11 November 2011 | BrianDanaCamp
Amusing sitcom tailored for an old Hollywood hand
As a fan of Dennis O'Keefe from his varied Hollywood movies (HI DIDDLE DIDDLE, THE FIGHTING SEABEES, T-MEN, etc.), I was curious to see his short-lived sitcom and recently picked up a low-cost public domain DVD with four random episodes of the show: "It's Only Money" (#11, Dec. 1, 1959); "The Regency Club" (#26, April 5, 1960); "Dimples" (#27, April 12, 1960); and "June Thursday" (#32, May 10, 1960). All four episodes amused me and I found O'Keefe's character, Hal Towne, a Broadway gossip columnist ("All Around Towne"), well suited to the kind of light leading man embodied by O'Keefe. Towne's also a single dad with a young son, Randy (Ricky Kelman), and a no-nonsense live-in housekeeper nicknamed "Sarge" (Hope Emerson). Add his press agent love interest (Eloise Hardt) and his harried assistant (Eddie Ryder) and you've got a five-character regular cast that was more than sufficient for the plots conjured up for these episodes.

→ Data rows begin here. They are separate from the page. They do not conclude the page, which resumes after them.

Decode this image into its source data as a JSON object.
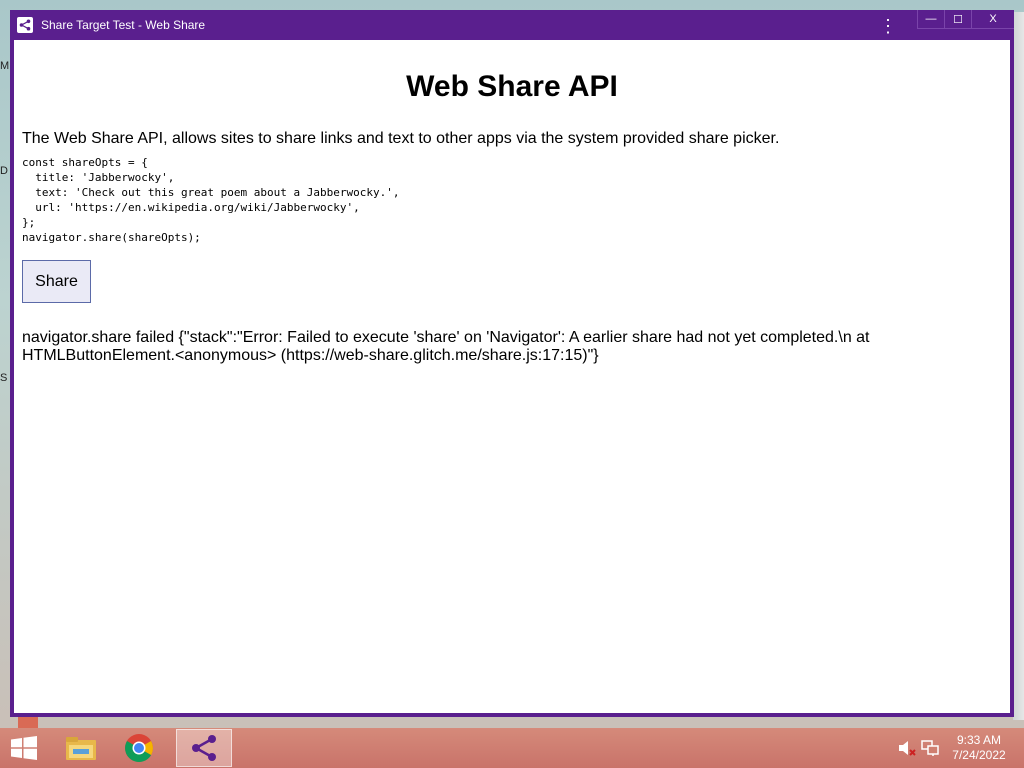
{
  "window": {
    "title": "Share Target Test - Web Share",
    "controls": {
      "menu": "⋮",
      "minimize": "—",
      "maximize": "☐",
      "close": "X"
    }
  },
  "page": {
    "heading": "Web Share API",
    "description": "The Web Share API, allows sites to share links and text to other apps via the system provided share picker.",
    "code": "const shareOpts = {\n  title: 'Jabberwocky',\n  text: 'Check out this great poem about a Jabberwocky.',\n  url: 'https://en.wikipedia.org/wiki/Jabberwocky',\n};\nnavigator.share(shareOpts);",
    "share_button": "Share",
    "error_text": "navigator.share failed {\"stack\":\"Error: Failed to execute 'share' on 'Navigator': A earlier share had not yet completed.\\n at HTMLButtonElement.<anonymous> (https://web-share.glitch.me/share.js:17:15)\"}"
  },
  "desktop": {
    "left_fragments": [
      "M",
      "D",
      "S"
    ]
  },
  "taskbar": {
    "items": [
      "file-explorer-icon",
      "chrome-icon",
      "share-app-icon"
    ],
    "clock": {
      "time": "9:33 AM",
      "date": "7/24/2022"
    }
  },
  "colors": {
    "titlebar": "#5a1f8e",
    "taskbar": "#cf7f70",
    "button_border": "#5b6aa8"
  }
}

In each of them, Towne's vanity generally gets the best of him, to the point where you wonder how he gets any work done and why his dyspeptic employer (glimpsed in one episode) keeps paying him.
In "It's Only Money," a rash of counterfeit bills circulating in the neighborhood propels Towne to investigate on his own, harassing a shifty neighbor two doors down, while ignoring the nice old couple next door, whose counterfeiting press is cleverly disguised amidst regular household items. In "The Regency Club," the attentions of a manipulative society woman with an ulterior motive go to Towne's head and he starts dressing up and making new lifestyle demands on Randy and Sarge. In "Dimples," a grandmother on Towne's floor intercepts a mash note sent by Randy to her granddaughter and thinks the elder Towne meant it for her and, flattered by the attention, reacts accordingly. It's pretty funny and Zasu Pitts, a onetime silent star who plays the grandmother, is an old hand at this kind of comedy. One of the kids makes a comment about older men and younger women that would never make it into a sitcom today.
In "June Thursday," Towne decides to show off how influential he is by pushing the career of Gretchen Clayhipple (Patricia Blair), an aspiring actress working as a Cigarette Girl at his club, except that he gives her a new name--dubbing her "June Thursday" in his column—without bothering to tell her! A rival columnist (Jerome Cowan) smells hoax and demands to meet Miss Thursday, an arrangement that proves difficult when the girl heads back to her rural hometown in frustration, prompting a trip to hillbilly country by Towne and his assistant, Elliot. The backwoods stereotypes are poured on thickly as Towne attempts to communicate with the actress's family, a bunch of Li'l Abner/Hatfield-and-McCoy-types who shoot at "revenooers" without a second's hesitation. Yet, in "The Regency Club," the ultra-rich are portrayed with equally outlandish stereotypes, with one Lord Haverstock continually peppering Towne with questions, comments and reprimands in a thick, unintelligible upper-class British patois. It's all pretty ridiculous, but is played with such flair by O'Keefe and the supporting players that I couldn't help smiling throughout. I enjoyed watching the normally unflappable O'Keefe flail about.
Eloise Hardt deserves note for playing the press agent, Karen Hadley. She's a mature and attractive professional who's smart and clever and often comes up with the solution to Towne's dilemmas. That Towne takes her interest in him for granted and throws himself after whatever female character passes through the landscape shows what a fool he is.
The IMDb synopsis describes O'Keefe's character as a "Los Angeles widower," even though it's pretty clear from the episodes I saw that Towne lives and works in New York. In "June Thursday," he compliments the budding actress on her recent performance in an Off-Broadway show and assures her she'll be on Broadway very soon. This dialogue would make no sense in a Los Angeles setting. The old-money social elite depicted in "The Regency Club" doesn't quite exist like that in new-money L.A. Also, the animated opening credits definitely portray a New York street setting and O'Keefe and his son and housekeeper live in what is obviously a Manhattan high-rise apartment.
Dennis O'Keefe was one of those all-purpose leading men who specialized in light comedy (HI DIDDLE DIDDLE, BREWSTER'S MILLIONS), but could also be found in film noir (RAW DEAL, T-MEN), war movies (THE FIGHTING SEABEES), westerns (PASSAGE WEST), crime (CHICAGO SYNDICATE), horror (THE LEOPARD MAN), musicals (SENSATIONS OF 1945), and globe-trotting adventure (DRUMS OF TAHITI). He started out as a bit player in 1930 and worked steadily for a decade before becoming a leading man, mostly in lower-budgeted studio pictures. He got better parts after the war, but after 1955 most of his work was in television. This show marked his last leading role. He died at the age of 60 in 1968, largely forgotten by then.